Chief Justice Roberts’ questioning of Respondents’ counsel evinced a perspective more favorable to Petitioner. In response to a fact pattern describing a gross breach of contract or regulatory violation, Roberts stated: “I suspect most cases are a little more complicated than that, and that’s where the difficulty comes in when you have hundreds, thousands of pages of regulations.” Respondents’ counsel explained that regulations in question must be “material” to impose FCA liability. Later, Roberts asked counsel for the United States whether the following hypothetical facts give rise to implied certification liability: “So the contract is to provide all these health services, and by the way, you’ve got to buy, you know, staplers made in the United States, not—not abroad.

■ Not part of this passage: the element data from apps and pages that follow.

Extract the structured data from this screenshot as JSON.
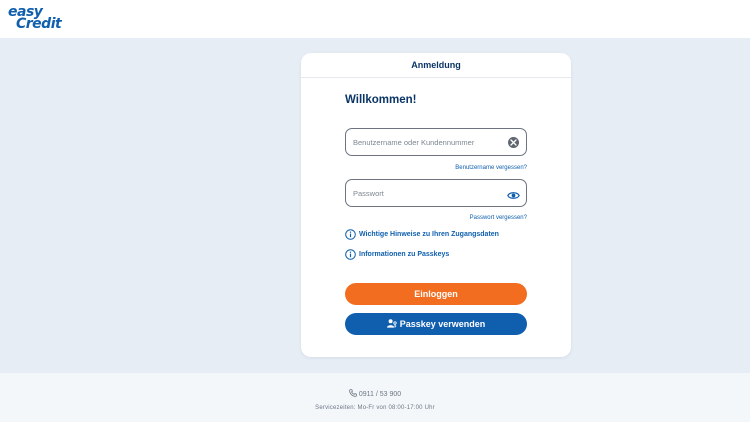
{
  "brand": {
    "line1": "easy",
    "line2": "Credit"
  },
  "card": {
    "title": "Anmeldung",
    "welcome": "Willkommen!",
    "username_placeholder": "Benutzername oder Kundennummer",
    "forgot_username": "Benutzername vergessen?",
    "password_placeholder": "Passwort",
    "forgot_password": "Passwort vergessen?",
    "info_links": [
      {
        "label": "Wichtige Hinweise zu Ihren Zugangsdaten",
        "icon": "info-icon"
      },
      {
        "label": "Informationen zu Passkeys",
        "icon": "info-icon"
      }
    ],
    "login_button": "Einloggen",
    "passkey_button": "Passkey verwenden"
  },
  "footer": {
    "phone": "0911 / 53 900",
    "service_hours": "Servicezeiten: Mo-Fr von 08:00-17:00 Uhr"
  },
  "colors": {
    "brand_blue": "#0f5fae",
    "navy_text": "#0a3566",
    "login_orange": "#f26d1f",
    "page_background": "#e6edf5"
  },
  "icons": [
    "clear-icon",
    "eye-icon",
    "info-icon",
    "passkey-user-icon",
    "phone-icon"
  ]
}
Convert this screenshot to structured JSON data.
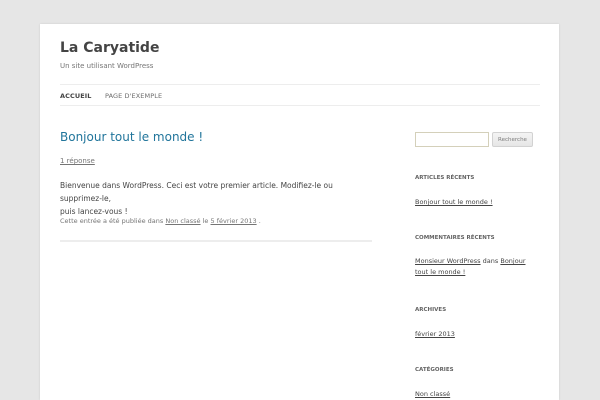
{
  "site": {
    "title": "La Caryatide",
    "description": "Un site utilisant WordPress"
  },
  "nav": {
    "items": [
      {
        "label": "ACCUEIL",
        "current": true
      },
      {
        "label": "PAGE D'EXEMPLE",
        "current": false
      }
    ]
  },
  "post": {
    "title": "Bonjour tout le monde !",
    "comments_link": "1 réponse",
    "body_line1": "Bienvenue dans WordPress. Ceci est votre premier article. Modifiez-le ou supprimez-le,",
    "body_line2": "puis lancez-vous !",
    "meta_prefix": "Cette entrée a été publiée dans",
    "meta_category": "Non classé",
    "meta_on": "le",
    "meta_date": "5 février 2013",
    "meta_end": "."
  },
  "sidebar": {
    "search": {
      "placeholder": "",
      "button_label": "Recherche"
    },
    "recent_posts": {
      "title": "ARTICLES RÉCENTS",
      "items": [
        "Bonjour tout le monde !"
      ]
    },
    "recent_comments": {
      "title": "COMMENTAIRES RÉCENTS",
      "author": "Monsieur WordPress",
      "in": "dans",
      "post_link": "Bonjour tout le monde !"
    },
    "archives": {
      "title": "ARCHIVES",
      "items": [
        "février 2013"
      ]
    },
    "categories": {
      "title": "CATÉGORIES",
      "items": [
        "Non classé"
      ]
    }
  },
  "colors": {
    "background": "#e6e6e6",
    "link_blue": "#21759b",
    "text": "#444444"
  }
}
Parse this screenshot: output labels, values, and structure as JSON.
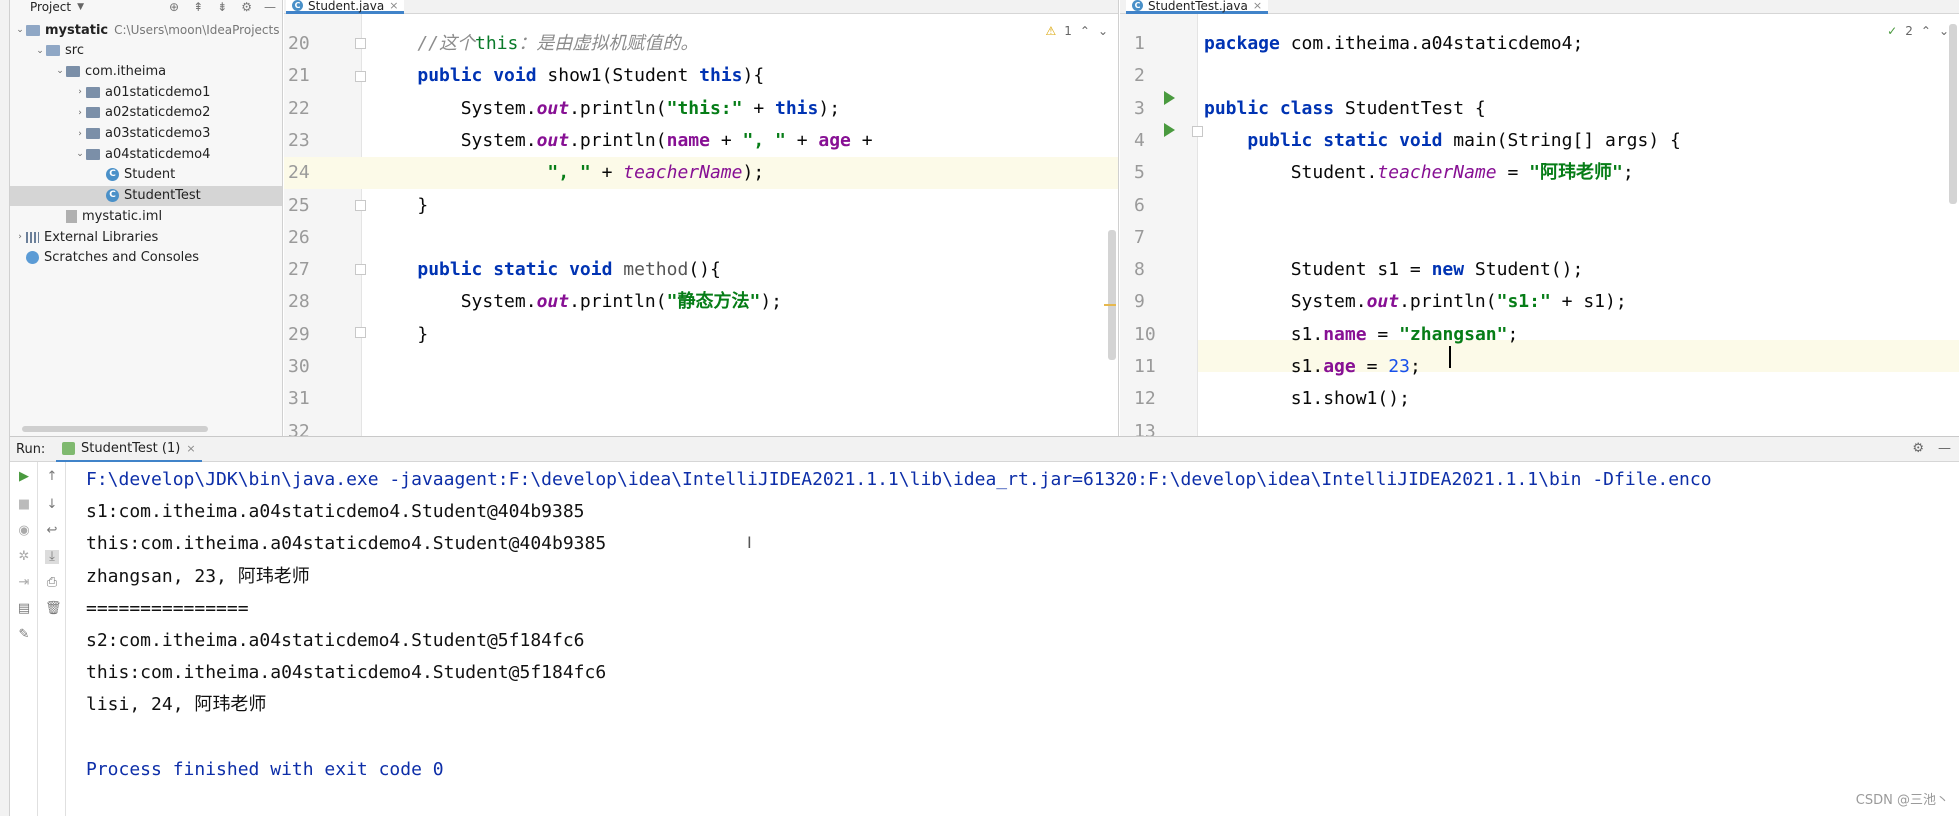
{
  "project": {
    "header_label": "Project",
    "items": [
      {
        "label": "mystatic",
        "path": "C:\\Users\\moon\\IdeaProjects",
        "kind": "module",
        "depth": 0,
        "expanded": true
      },
      {
        "label": "src",
        "kind": "folder",
        "depth": 1,
        "expanded": true
      },
      {
        "label": "com.itheima",
        "kind": "package",
        "depth": 2,
        "expanded": true
      },
      {
        "label": "a01staticdemo1",
        "kind": "package",
        "depth": 3,
        "expanded": false
      },
      {
        "label": "a02staticdemo2",
        "kind": "package",
        "depth": 3,
        "expanded": false
      },
      {
        "label": "a03staticdemo3",
        "kind": "package",
        "depth": 3,
        "expanded": false
      },
      {
        "label": "a04staticdemo4",
        "kind": "package",
        "depth": 3,
        "expanded": true
      },
      {
        "label": "Student",
        "kind": "class",
        "depth": 4
      },
      {
        "label": "StudentTest",
        "kind": "class",
        "depth": 4,
        "selected": true
      },
      {
        "label": "mystatic.iml",
        "kind": "file",
        "depth": 2
      },
      {
        "label": "External Libraries",
        "kind": "library",
        "depth": 0,
        "expanded": false
      },
      {
        "label": "Scratches and Consoles",
        "kind": "scratch",
        "depth": 0
      }
    ]
  },
  "editor_left": {
    "tab": "Student.java",
    "inspection": "1",
    "line_numbers": [
      "20",
      "21",
      "22",
      "23",
      "24",
      "25",
      "26",
      "27",
      "28",
      "29",
      "30",
      "31",
      "32"
    ],
    "lines": [
      [
        {
          "t": "    //这个",
          "c": "cmt"
        },
        {
          "t": "this",
          "c": "cmt2"
        },
        {
          "t": "：是由虚拟机赋值的。",
          "c": "cmt"
        }
      ],
      [
        {
          "t": "    ",
          "c": ""
        },
        {
          "t": "public void",
          "c": "kw"
        },
        {
          "t": " show1(Student ",
          "c": ""
        },
        {
          "t": "this",
          "c": "kw"
        },
        {
          "t": "){",
          "c": ""
        }
      ],
      [
        {
          "t": "        System.",
          "c": ""
        },
        {
          "t": "out",
          "c": "out"
        },
        {
          "t": ".println(",
          "c": ""
        },
        {
          "t": "\"this:\"",
          "c": "str"
        },
        {
          "t": " + ",
          "c": ""
        },
        {
          "t": "this",
          "c": "kw"
        },
        {
          "t": ");",
          "c": ""
        }
      ],
      [
        {
          "t": "        System.",
          "c": ""
        },
        {
          "t": "out",
          "c": "out"
        },
        {
          "t": ".println(",
          "c": ""
        },
        {
          "t": "name",
          "c": "fld"
        },
        {
          "t": " + ",
          "c": ""
        },
        {
          "t": "\", \"",
          "c": "str"
        },
        {
          "t": " + ",
          "c": ""
        },
        {
          "t": "age",
          "c": "fld"
        },
        {
          "t": " +",
          "c": ""
        }
      ],
      [
        {
          "t": "                ",
          "c": ""
        },
        {
          "t": "\", \"",
          "c": "str"
        },
        {
          "t": " + ",
          "c": ""
        },
        {
          "t": "teacherName",
          "c": "ital"
        },
        {
          "t": ");",
          "c": ""
        }
      ],
      [
        {
          "t": "    }",
          "c": ""
        }
      ],
      [
        {
          "t": "",
          "c": ""
        }
      ],
      [
        {
          "t": "    ",
          "c": ""
        },
        {
          "t": "public static void",
          "c": "kw"
        },
        {
          "t": " ",
          "c": ""
        },
        {
          "t": "method",
          "c": "meth"
        },
        {
          "t": "(){",
          "c": ""
        }
      ],
      [
        {
          "t": "        System.",
          "c": ""
        },
        {
          "t": "out",
          "c": "out"
        },
        {
          "t": ".println(",
          "c": ""
        },
        {
          "t": "\"静态方法\"",
          "c": "str"
        },
        {
          "t": ");",
          "c": ""
        }
      ],
      [
        {
          "t": "    }",
          "c": ""
        }
      ],
      [
        {
          "t": "",
          "c": ""
        }
      ],
      [
        {
          "t": "",
          "c": ""
        }
      ],
      [
        {
          "t": "",
          "c": ""
        }
      ]
    ]
  },
  "editor_right": {
    "tab": "StudentTest.java",
    "inspection": "2",
    "line_numbers": [
      "1",
      "2",
      "3",
      "4",
      "5",
      "6",
      "7",
      "8",
      "9",
      "10",
      "11",
      "12",
      "13"
    ],
    "lines": [
      [
        {
          "t": "package",
          "c": "kw"
        },
        {
          "t": " com.itheima.a04staticdemo4;",
          "c": ""
        }
      ],
      [
        {
          "t": "",
          "c": ""
        }
      ],
      [
        {
          "t": "public class",
          "c": "kw"
        },
        {
          "t": " StudentTest {",
          "c": ""
        }
      ],
      [
        {
          "t": "    ",
          "c": ""
        },
        {
          "t": "public static void",
          "c": "kw"
        },
        {
          "t": " main(String[] args) {",
          "c": ""
        }
      ],
      [
        {
          "t": "        Student.",
          "c": ""
        },
        {
          "t": "teacherName",
          "c": "ital"
        },
        {
          "t": " = ",
          "c": ""
        },
        {
          "t": "\"阿玮老师\"",
          "c": "str"
        },
        {
          "t": ";",
          "c": ""
        }
      ],
      [
        {
          "t": "",
          "c": ""
        }
      ],
      [
        {
          "t": "",
          "c": ""
        }
      ],
      [
        {
          "t": "        Student s1 = ",
          "c": ""
        },
        {
          "t": "new",
          "c": "kw"
        },
        {
          "t": " Student();",
          "c": ""
        }
      ],
      [
        {
          "t": "        System.",
          "c": ""
        },
        {
          "t": "out",
          "c": "out"
        },
        {
          "t": ".println(",
          "c": ""
        },
        {
          "t": "\"s1:\"",
          "c": "str"
        },
        {
          "t": " + s1);",
          "c": ""
        }
      ],
      [
        {
          "t": "        s1.",
          "c": ""
        },
        {
          "t": "name",
          "c": "fld"
        },
        {
          "t": " = ",
          "c": ""
        },
        {
          "t": "\"zhangsan\"",
          "c": "str"
        },
        {
          "t": ";",
          "c": ""
        }
      ],
      [
        {
          "t": "        s1.",
          "c": ""
        },
        {
          "t": "age",
          "c": "fld"
        },
        {
          "t": " = ",
          "c": ""
        },
        {
          "t": "23",
          "c": "num"
        },
        {
          "t": ";",
          "c": ""
        }
      ],
      [
        {
          "t": "        s1.show1();",
          "c": ""
        }
      ],
      [
        {
          "t": "",
          "c": ""
        }
      ]
    ]
  },
  "run": {
    "label": "Run:",
    "tab": "StudentTest (1)",
    "lines": [
      {
        "t": "F:\\develop\\JDK\\bin\\java.exe -javaagent:F:\\develop\\idea\\IntelliJIDEA2021.1.1\\lib\\idea_rt.jar=61320:F:\\develop\\idea\\IntelliJIDEA2021.1.1\\bin -Dfile.enco",
        "c": "cmd"
      },
      {
        "t": "s1:com.itheima.a04staticdemo4.Student@404b9385",
        "c": ""
      },
      {
        "t": "this:com.itheima.a04staticdemo4.Student@404b9385",
        "c": ""
      },
      {
        "t": "zhangsan, 23, 阿玮老师",
        "c": ""
      },
      {
        "t": "===============",
        "c": ""
      },
      {
        "t": "s2:com.itheima.a04staticdemo4.Student@5f184fc6",
        "c": ""
      },
      {
        "t": "this:com.itheima.a04staticdemo4.Student@5f184fc6",
        "c": ""
      },
      {
        "t": "lisi, 24, 阿玮老师",
        "c": ""
      },
      {
        "t": "",
        "c": ""
      },
      {
        "t": "Process finished with exit code 0",
        "c": "exit"
      }
    ]
  },
  "watermark": "CSDN @三池丶"
}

And they do everything, but they don’t buy staplers made in the United States.” When counsel responded that if “the government would be legally entitled to withhold payment or a portion of the payment in that circumstance, then that would be a false claim,” Roberts responded, “then I don’t understand the difference between material and immaterial.”
Ultimately, Petitioner’s counsel urged the Court to apply the definition of fraud found in section 551 of the Restatement of Torts and warned of the “parade of horribles” that will befall government contractors if the Court fails to limit scope of implied certification.
The Supreme Court’s forthcoming decision will, at minimum, bring greater clarity to an extremely highstakes but heretofore equally unpredictable and inconsistent area of law. If the recent oral argument is any guide, however, it is unlikely that the Court will dispose of implied certification theory altogether. The extent to which five Justices will be able to agree on reasonable boundaries for implied certification is not apparent from the oral argument. If the Supreme Court is unable to agree on such boundaries, however, or permits the First Circuit’s expansive view of the doctrine to persist, the government contractor community will remain vulnerable. Stay tuned for our coming Alert on the Supreme Court’s decision, which may be issued at any point during the current 2016 Supreme Court term which ends on October 2, 2016.